Here is a reason to continue to support those boutique California wineries
|Although the supply side started to increase its prices in April, the challenge at the end of the year is to position prices so that they allow the shortfall to be managed whilst also future-proofing markets.
– Photo credit : BIVB
Rationing is an attempt to overcome the insoluble equation between strong demand and limited supply. “It’s challenging. Since the beginning of the year, overall sales of Burgundy in general and Chablis in particular have picked up, in France and non-EU export markets (Canada and the United States)”, comments Louis Moreau, vice-chairman of the Chablis committee at the Burgundy wine marketing board (BIVB). The board registered an increase of 20% in volume shipments of Burgundy white wines over the first 8 months of the year compared to January-August 2019 (before the Covid pandemic). “Conversely, we are experiencing an historically low harvest. Since June, we have been applying the brakes so that we can manage volumes until the end of 2022, or even the beginning of 2023”, says Moreau.

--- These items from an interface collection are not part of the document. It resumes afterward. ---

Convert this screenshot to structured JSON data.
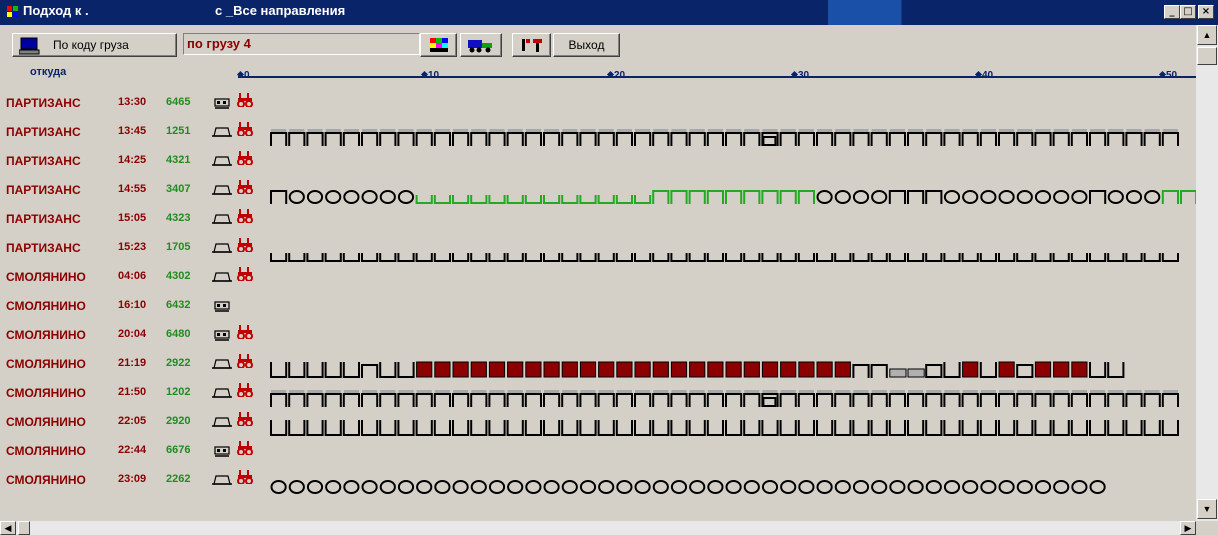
{
  "window": {
    "title_left": "Подход к .",
    "title_mid": "с _Все направления",
    "minimize": "_",
    "maximize": "□",
    "close": "×"
  },
  "toolbar": {
    "sort_button": "По коду груза",
    "filter_value": "по грузу 4",
    "exit_button": "Выход"
  },
  "columns": {
    "from": "откуда"
  },
  "axis_ticks": [
    "0",
    "10",
    "20",
    "30",
    "40",
    "50"
  ],
  "colors": {
    "station": "#8b0000",
    "number": "#228b22",
    "axis": "#0a246a",
    "wagon_dark": "#000000",
    "wagon_green": "#22aa22",
    "wagon_red": "#8b0000"
  },
  "rows": [
    {
      "station": "ПАРТИЗАНС",
      "time": "13:30",
      "number": "6465",
      "icon": "engine-icon",
      "loco": true,
      "pattern": ""
    },
    {
      "station": "ПАРТИЗАНС",
      "time": "13:45",
      "number": "1251",
      "icon": "car-icon",
      "loco": true,
      "pattern": "П"
    },
    {
      "station": "ПАРТИЗАНС",
      "time": "14:25",
      "number": "4321",
      "icon": "car-icon",
      "loco": true,
      "pattern": ""
    },
    {
      "station": "ПАРТИЗАНС",
      "time": "14:55",
      "number": "3407",
      "icon": "car-icon",
      "loco": true,
      "pattern": "mixed"
    },
    {
      "station": "ПАРТИЗАНС",
      "time": "15:05",
      "number": "4323",
      "icon": "car-icon",
      "loco": true,
      "pattern": ""
    },
    {
      "station": "ПАРТИЗАНС",
      "time": "15:23",
      "number": "1705",
      "icon": "car-icon",
      "loco": true,
      "pattern": "U"
    },
    {
      "station": "СМОЛЯНИНО",
      "time": "04:06",
      "number": "4302",
      "icon": "car-icon",
      "loco": true,
      "pattern": ""
    },
    {
      "station": "СМОЛЯНИНО",
      "time": "16:10",
      "number": "6432",
      "icon": "engine-icon",
      "loco": false,
      "pattern": ""
    },
    {
      "station": "СМОЛЯНИНО",
      "time": "20:04",
      "number": "6480",
      "icon": "engine-icon",
      "loco": true,
      "pattern": ""
    },
    {
      "station": "СМОЛЯНИНО",
      "time": "21:19",
      "number": "2922",
      "icon": "car-icon",
      "loco": true,
      "pattern": "redmix"
    },
    {
      "station": "СМОЛЯНИНО",
      "time": "21:50",
      "number": "1202",
      "icon": "car-icon",
      "loco": true,
      "pattern": "П"
    },
    {
      "station": "СМОЛЯНИНО",
      "time": "22:05",
      "number": "2920",
      "icon": "car-icon",
      "loco": true,
      "pattern": "Utall"
    },
    {
      "station": "СМОЛЯНИНО",
      "time": "22:44",
      "number": "6676",
      "icon": "engine-icon",
      "loco": true,
      "pattern": ""
    },
    {
      "station": "СМОЛЯНИНО",
      "time": "23:09",
      "number": "2262",
      "icon": "car-icon",
      "loco": true,
      "pattern": "O"
    }
  ]
}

As an inevitable consequence of the pressure on volumes, initial prices soared in Chablis – the first transactions doubled in price overall, though admittedly bulk volumes are low. Must traded at €1,200 /hl (compared to €550-600 /hl last year) and the 132-hl ‘feuillette’ has reportedly risen to €1,400, compared with €700 to 750 in 2020. “These are impressive figures, but we are comparing two exceptional years: market uncertainties sparked by the pandemic in 2020; and the combined effects of a small harvest and strong demand in 2021”, explains broker Fabien Remondet. With initial sales difficult to assess effectively due to the lack of significant volumes, Remondet stresses that “the market is under pressure, but people are waiting to see what happens. Until official harvest figures are released – on 10 December – there are no real trends”.